There has been plenty of talk about limiting any negative-gearing tax losses to just the income earned. But removing the halving of tax on gains would throw a spanner in the works of crunching the numbers on a long-term investment.

Also, as above, the suggestion of removing franking credits also distorts capital markets, David Murray said.

There are also considerable discussion around making corporate bonds a better investment, including a recommendation to reduce disclosure requirements for large corporates issuing simple bonds. The suggestion to remove the halving of CGT would also make corporate bonds a more attractive investment.


Outside of the headline-grabbers such as deleting LRBAs from existence and changes to franking credit laws, superannuation rated second on the list of importance.

The final report recommended reporting on the income stream associated with super savings be mandated on super funds (as I raised on 12/11/14).

But it stopped short of saying government should make annuities compulsory for a part of a person’s super savings when the income stream is turned on.

The FSI wants to see product innovation in the world of retirement income, suggesting super funds come up with default income stream options, which people would be encouraged, rather than forced, into.

Investors as consumers

If the FOFA on, FOFA off, FOFA back on, changes haven’t been unsettling enough for the financial services industry, Murray’s report wants far bigger protections in place for consumers.

These include level commissions being standard for life insurance products to stop churn and that advisers should meet higher education standards and a broadly enhanced register of financial advisers for consumers to research should be imposed. The register would include who ultimately owns, or licences, the adviser so that institutional ownership would be transparent.


The information contained in this column should be treated as general advice only. It has not taken anyone’s specific circumstances into account. If you are considering a strategy such as those mentioned here, you are strongly advised to consult your adviser/s, as some of the strategies used in these columns are extremely complex and require high-level technical compliance.

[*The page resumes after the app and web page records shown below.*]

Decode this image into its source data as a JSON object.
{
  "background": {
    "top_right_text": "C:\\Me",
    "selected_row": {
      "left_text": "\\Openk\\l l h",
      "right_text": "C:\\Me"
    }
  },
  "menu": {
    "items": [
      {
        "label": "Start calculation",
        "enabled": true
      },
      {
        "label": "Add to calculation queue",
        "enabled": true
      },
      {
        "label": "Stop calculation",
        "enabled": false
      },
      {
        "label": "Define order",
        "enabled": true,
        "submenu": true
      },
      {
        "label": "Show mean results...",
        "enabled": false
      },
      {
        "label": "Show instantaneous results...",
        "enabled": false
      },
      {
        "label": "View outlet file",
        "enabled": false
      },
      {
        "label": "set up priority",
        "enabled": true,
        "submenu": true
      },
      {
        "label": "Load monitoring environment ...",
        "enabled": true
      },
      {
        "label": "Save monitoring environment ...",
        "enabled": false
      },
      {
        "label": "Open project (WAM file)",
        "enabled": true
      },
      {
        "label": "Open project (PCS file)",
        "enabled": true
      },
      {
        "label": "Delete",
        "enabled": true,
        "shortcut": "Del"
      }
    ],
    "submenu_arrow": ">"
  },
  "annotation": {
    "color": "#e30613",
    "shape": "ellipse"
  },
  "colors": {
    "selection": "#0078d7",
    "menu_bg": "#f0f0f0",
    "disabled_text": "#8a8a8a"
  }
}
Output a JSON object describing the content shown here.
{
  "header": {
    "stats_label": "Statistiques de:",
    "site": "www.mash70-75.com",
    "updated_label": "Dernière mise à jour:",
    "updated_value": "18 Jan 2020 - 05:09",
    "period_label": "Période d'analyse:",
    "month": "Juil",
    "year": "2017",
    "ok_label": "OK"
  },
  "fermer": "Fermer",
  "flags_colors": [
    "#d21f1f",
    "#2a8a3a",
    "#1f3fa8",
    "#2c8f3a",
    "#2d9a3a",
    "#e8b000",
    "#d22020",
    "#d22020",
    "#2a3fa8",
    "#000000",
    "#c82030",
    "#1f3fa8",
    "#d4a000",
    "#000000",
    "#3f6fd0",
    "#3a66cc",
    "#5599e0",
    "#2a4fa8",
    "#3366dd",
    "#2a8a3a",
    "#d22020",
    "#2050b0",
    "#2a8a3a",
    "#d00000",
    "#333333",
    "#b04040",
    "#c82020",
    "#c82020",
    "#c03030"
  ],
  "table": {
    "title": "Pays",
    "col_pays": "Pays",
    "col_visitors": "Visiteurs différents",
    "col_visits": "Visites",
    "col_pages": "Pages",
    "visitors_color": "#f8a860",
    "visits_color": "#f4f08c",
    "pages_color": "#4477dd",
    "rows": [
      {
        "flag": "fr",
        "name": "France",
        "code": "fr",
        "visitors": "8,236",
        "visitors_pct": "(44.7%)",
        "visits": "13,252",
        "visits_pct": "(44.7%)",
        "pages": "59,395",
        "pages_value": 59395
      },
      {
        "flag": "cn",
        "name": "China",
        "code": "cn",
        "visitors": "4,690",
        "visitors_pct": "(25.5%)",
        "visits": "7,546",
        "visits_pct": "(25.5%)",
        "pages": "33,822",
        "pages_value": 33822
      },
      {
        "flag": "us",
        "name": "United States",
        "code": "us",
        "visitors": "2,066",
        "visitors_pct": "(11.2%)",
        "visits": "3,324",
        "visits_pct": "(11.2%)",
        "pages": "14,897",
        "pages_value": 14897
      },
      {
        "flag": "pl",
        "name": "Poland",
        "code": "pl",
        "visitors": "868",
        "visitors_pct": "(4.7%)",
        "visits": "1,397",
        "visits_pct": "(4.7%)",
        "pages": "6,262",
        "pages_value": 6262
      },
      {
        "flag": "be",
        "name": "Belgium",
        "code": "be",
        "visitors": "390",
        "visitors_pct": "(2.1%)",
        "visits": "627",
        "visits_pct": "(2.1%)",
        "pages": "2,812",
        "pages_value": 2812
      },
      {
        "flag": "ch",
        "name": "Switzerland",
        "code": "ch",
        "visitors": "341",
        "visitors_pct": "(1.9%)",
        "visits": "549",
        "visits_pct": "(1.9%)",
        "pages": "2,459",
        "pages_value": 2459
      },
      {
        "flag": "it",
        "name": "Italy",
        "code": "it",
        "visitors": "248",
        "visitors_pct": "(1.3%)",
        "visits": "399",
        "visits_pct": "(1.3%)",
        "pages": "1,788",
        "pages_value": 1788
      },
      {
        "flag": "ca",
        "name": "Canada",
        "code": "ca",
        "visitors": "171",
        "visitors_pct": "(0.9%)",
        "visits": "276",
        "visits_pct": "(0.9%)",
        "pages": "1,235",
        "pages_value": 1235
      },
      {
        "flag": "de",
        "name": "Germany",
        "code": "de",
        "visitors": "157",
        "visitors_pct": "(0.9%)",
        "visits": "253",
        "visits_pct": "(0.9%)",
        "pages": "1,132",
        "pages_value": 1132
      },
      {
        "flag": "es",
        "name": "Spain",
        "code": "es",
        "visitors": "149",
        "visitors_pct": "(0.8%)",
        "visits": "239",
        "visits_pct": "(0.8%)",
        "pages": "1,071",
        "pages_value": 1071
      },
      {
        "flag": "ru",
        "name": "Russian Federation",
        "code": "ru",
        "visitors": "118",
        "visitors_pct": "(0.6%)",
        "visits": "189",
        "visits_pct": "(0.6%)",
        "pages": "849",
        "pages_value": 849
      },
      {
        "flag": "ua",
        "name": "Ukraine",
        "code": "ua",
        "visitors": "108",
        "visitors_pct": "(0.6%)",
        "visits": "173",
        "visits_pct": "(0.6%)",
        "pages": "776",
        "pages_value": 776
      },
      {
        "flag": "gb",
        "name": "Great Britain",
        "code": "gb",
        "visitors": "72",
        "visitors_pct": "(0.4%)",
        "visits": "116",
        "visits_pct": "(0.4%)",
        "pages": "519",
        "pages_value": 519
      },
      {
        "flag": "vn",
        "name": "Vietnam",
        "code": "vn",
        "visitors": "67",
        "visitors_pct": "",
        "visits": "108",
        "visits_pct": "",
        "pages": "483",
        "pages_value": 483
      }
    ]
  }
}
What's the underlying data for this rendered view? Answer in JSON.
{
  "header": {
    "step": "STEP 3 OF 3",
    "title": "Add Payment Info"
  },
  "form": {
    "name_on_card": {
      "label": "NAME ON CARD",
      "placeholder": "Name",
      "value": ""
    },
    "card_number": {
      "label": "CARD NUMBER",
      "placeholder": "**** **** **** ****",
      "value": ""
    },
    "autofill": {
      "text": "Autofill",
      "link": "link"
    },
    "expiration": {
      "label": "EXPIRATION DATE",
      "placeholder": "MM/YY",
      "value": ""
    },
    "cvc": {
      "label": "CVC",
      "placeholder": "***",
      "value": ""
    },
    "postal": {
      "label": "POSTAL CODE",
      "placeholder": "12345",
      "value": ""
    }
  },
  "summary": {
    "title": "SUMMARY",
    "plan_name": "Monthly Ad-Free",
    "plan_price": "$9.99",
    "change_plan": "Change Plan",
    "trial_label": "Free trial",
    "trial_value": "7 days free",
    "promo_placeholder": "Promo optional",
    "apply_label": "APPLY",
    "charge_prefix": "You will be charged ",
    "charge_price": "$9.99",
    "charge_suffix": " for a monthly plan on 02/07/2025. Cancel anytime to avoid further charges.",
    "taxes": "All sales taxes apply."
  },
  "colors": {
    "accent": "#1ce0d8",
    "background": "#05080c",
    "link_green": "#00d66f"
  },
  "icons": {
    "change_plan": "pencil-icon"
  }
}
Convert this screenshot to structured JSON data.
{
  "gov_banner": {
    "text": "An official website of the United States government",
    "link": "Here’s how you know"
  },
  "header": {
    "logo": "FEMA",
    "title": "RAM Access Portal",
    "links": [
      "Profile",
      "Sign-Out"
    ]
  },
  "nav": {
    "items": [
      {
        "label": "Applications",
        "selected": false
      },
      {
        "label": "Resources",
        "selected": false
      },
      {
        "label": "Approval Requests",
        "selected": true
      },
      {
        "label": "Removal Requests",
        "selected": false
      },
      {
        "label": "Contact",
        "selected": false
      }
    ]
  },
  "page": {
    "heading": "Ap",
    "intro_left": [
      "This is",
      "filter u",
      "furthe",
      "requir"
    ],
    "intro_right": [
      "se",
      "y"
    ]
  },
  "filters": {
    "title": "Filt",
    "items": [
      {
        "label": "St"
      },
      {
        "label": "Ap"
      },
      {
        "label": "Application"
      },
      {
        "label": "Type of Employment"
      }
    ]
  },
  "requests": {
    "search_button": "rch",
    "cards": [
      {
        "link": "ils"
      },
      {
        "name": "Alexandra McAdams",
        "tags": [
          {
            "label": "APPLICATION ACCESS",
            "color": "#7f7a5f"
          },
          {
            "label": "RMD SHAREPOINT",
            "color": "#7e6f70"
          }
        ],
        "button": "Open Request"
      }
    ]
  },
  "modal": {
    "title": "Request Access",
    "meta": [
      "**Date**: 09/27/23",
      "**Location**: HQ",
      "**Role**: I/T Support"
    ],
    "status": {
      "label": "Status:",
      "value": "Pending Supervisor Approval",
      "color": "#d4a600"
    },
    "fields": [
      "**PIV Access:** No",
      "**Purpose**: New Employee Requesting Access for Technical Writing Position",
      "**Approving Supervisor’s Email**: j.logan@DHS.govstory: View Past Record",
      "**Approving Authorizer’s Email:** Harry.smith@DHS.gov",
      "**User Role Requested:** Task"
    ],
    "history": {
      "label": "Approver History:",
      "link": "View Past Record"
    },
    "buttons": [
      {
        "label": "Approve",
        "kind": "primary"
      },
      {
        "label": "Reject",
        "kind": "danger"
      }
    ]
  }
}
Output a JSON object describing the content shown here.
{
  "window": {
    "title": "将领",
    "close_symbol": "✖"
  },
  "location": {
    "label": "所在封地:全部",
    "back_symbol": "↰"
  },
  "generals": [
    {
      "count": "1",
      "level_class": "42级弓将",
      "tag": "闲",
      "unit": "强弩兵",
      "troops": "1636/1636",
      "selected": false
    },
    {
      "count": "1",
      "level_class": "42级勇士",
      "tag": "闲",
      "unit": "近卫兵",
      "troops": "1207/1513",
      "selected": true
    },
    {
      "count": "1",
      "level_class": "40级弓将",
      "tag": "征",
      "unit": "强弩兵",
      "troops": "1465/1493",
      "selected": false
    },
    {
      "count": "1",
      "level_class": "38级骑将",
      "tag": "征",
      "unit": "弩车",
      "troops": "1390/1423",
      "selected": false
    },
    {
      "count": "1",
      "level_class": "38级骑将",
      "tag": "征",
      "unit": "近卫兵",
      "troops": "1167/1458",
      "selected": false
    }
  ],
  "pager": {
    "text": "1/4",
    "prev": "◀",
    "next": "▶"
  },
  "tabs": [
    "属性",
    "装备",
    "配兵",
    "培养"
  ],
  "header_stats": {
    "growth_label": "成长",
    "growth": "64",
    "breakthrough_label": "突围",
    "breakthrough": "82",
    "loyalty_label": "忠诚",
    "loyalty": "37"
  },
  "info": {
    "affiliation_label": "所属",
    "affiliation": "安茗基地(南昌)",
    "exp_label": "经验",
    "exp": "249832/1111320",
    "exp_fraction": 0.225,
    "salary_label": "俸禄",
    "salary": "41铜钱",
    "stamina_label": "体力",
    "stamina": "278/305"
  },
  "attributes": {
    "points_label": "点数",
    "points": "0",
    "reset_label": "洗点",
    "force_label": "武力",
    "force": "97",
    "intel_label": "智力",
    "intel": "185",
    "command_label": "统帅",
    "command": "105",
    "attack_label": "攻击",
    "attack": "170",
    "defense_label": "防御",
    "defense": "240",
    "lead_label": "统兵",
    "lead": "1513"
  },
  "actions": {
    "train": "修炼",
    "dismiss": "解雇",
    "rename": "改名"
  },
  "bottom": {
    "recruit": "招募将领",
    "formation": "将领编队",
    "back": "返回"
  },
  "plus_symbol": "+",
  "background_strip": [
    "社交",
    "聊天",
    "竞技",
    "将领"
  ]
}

Bruce Brammall is director of Bruce Brammall Financial and the author of Debt Man Walking. E: